Component data from apps and pages:
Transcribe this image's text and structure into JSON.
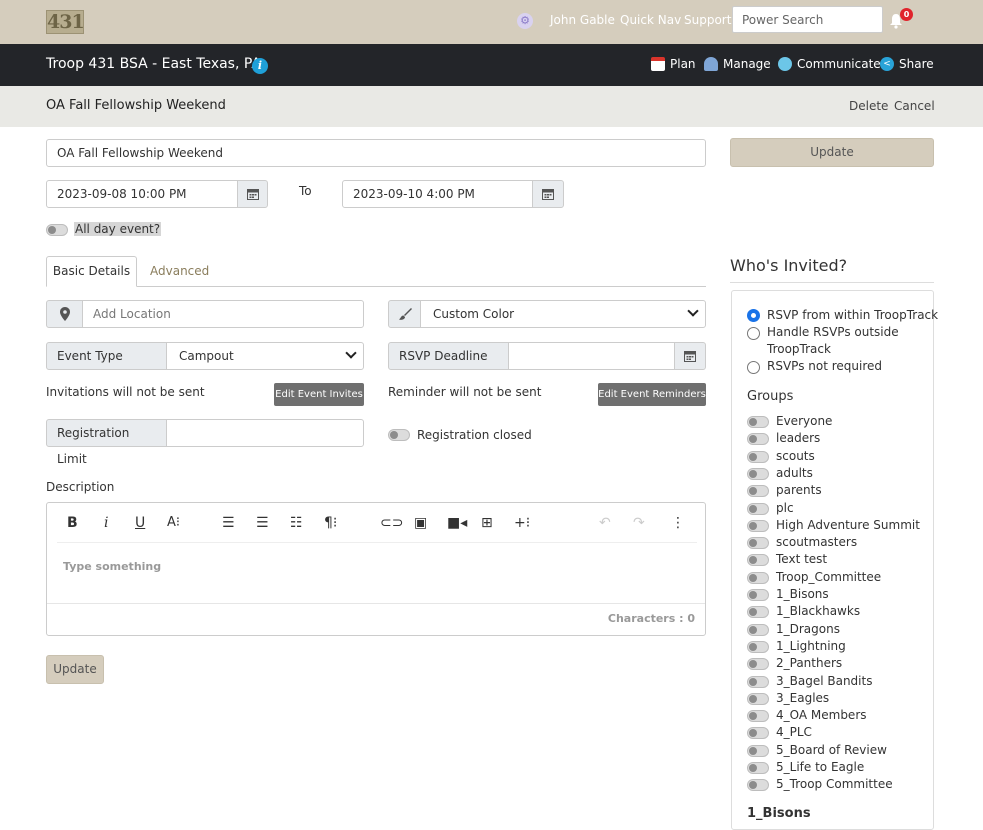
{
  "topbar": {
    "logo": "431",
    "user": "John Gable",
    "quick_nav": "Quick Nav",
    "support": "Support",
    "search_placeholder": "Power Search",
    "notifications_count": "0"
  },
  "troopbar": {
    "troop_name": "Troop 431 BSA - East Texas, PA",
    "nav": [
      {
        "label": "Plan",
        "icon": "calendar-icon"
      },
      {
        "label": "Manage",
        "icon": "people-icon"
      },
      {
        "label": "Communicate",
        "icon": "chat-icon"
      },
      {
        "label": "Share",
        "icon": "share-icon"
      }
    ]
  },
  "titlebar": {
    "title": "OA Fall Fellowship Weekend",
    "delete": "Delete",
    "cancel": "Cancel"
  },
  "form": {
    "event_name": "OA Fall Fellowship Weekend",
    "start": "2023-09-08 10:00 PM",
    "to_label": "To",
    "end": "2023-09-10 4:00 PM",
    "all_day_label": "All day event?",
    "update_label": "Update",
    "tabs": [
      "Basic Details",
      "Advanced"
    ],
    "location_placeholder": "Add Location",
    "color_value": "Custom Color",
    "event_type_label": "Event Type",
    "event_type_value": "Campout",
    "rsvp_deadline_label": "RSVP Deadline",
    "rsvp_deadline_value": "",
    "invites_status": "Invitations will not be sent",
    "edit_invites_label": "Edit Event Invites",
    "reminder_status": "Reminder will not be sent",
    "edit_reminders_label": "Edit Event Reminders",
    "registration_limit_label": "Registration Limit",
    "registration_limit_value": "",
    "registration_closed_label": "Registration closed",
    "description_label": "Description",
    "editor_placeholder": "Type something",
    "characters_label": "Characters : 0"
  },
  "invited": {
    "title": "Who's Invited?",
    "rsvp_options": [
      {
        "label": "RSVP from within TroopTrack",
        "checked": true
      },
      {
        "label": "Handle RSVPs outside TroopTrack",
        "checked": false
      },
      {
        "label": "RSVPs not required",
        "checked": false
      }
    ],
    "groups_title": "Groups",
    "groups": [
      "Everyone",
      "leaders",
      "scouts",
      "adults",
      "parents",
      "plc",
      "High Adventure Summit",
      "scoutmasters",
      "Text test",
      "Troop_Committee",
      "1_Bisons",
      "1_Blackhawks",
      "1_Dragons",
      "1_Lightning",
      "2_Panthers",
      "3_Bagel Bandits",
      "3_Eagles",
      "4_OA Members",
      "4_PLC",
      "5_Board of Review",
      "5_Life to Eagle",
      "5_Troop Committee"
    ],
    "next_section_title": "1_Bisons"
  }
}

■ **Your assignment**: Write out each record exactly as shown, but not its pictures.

■ **Answer for this exercise**:
Transcribe this image's text and structure into JSON.
{
  "topbar": {
    "logo": "431",
    "user": "John Gable",
    "quick_nav": "Quick Nav",
    "support": "Support",
    "search_placeholder": "Power Search",
    "notifications_count": "0"
  },
  "troopbar": {
    "troop_name": "Troop 431 BSA - East Texas, PA",
    "nav": [
      {
        "label": "Plan",
        "icon": "calendar-icon"
      },
      {
        "label": "Manage",
        "icon": "people-icon"
      },
      {
        "label": "Communicate",
        "icon": "chat-icon"
      },
      {
        "label": "Share",
        "icon": "share-icon"
      }
    ]
  },
  "titlebar": {
    "title": "OA Fall Fellowship Weekend",
    "delete": "Delete",
    "cancel": "Cancel"
  },
  "form": {
    "event_name": "OA Fall Fellowship Weekend",
    "start": "2023-09-08 10:00 PM",
    "to_label": "To",
    "end": "2023-09-10 4:00 PM",
    "all_day_label": "All day event?",
    "update_label": "Update",
    "tabs": [
      "Basic Details",
      "Advanced"
    ],
    "location_placeholder": "Add Location",
    "color_value": "Custom Color",
    "event_type_label": "Event Type",
    "event_type_value": "Campout",
    "rsvp_deadline_label": "RSVP Deadline",
    "rsvp_deadline_value": "",
    "invites_status": "Invitations will not be sent",
    "edit_invites_label": "Edit Event Invites",
    "reminder_status": "Reminder will not be sent",
    "edit_reminders_label": "Edit Event Reminders",
    "registration_limit_label": "Registration Limit",
    "registration_limit_value": "",
    "registration_closed_label": "Registration closed",
    "description_label": "Description",
    "editor_placeholder": "Type something",
    "characters_label": "Characters : 0"
  },
  "invited": {
    "title": "Who's Invited?",
    "rsvp_options": [
      {
        "label": "RSVP from within TroopTrack",
        "checked": true
      },
      {
        "label": "Handle RSVPs outside TroopTrack",
        "checked": false
      },
      {
        "label": "RSVPs not required",
        "checked": false
      }
    ],
    "groups_title": "Groups",
    "groups": [
      "Everyone",
      "leaders",
      "scouts",
      "adults",
      "parents",
      "plc",
      "High Adventure Summit",
      "scoutmasters",
      "Text test",
      "Troop_Committee",
      "1_Bisons",
      "1_Blackhawks",
      "1_Dragons",
      "1_Lightning",
      "2_Panthers",
      "3_Bagel Bandits",
      "3_Eagles",
      "4_OA Members",
      "4_PLC",
      "5_Board of Review",
      "5_Life to Eagle",
      "5_Troop Committee"
    ],
    "next_section_title": "1_Bisons"
  }
}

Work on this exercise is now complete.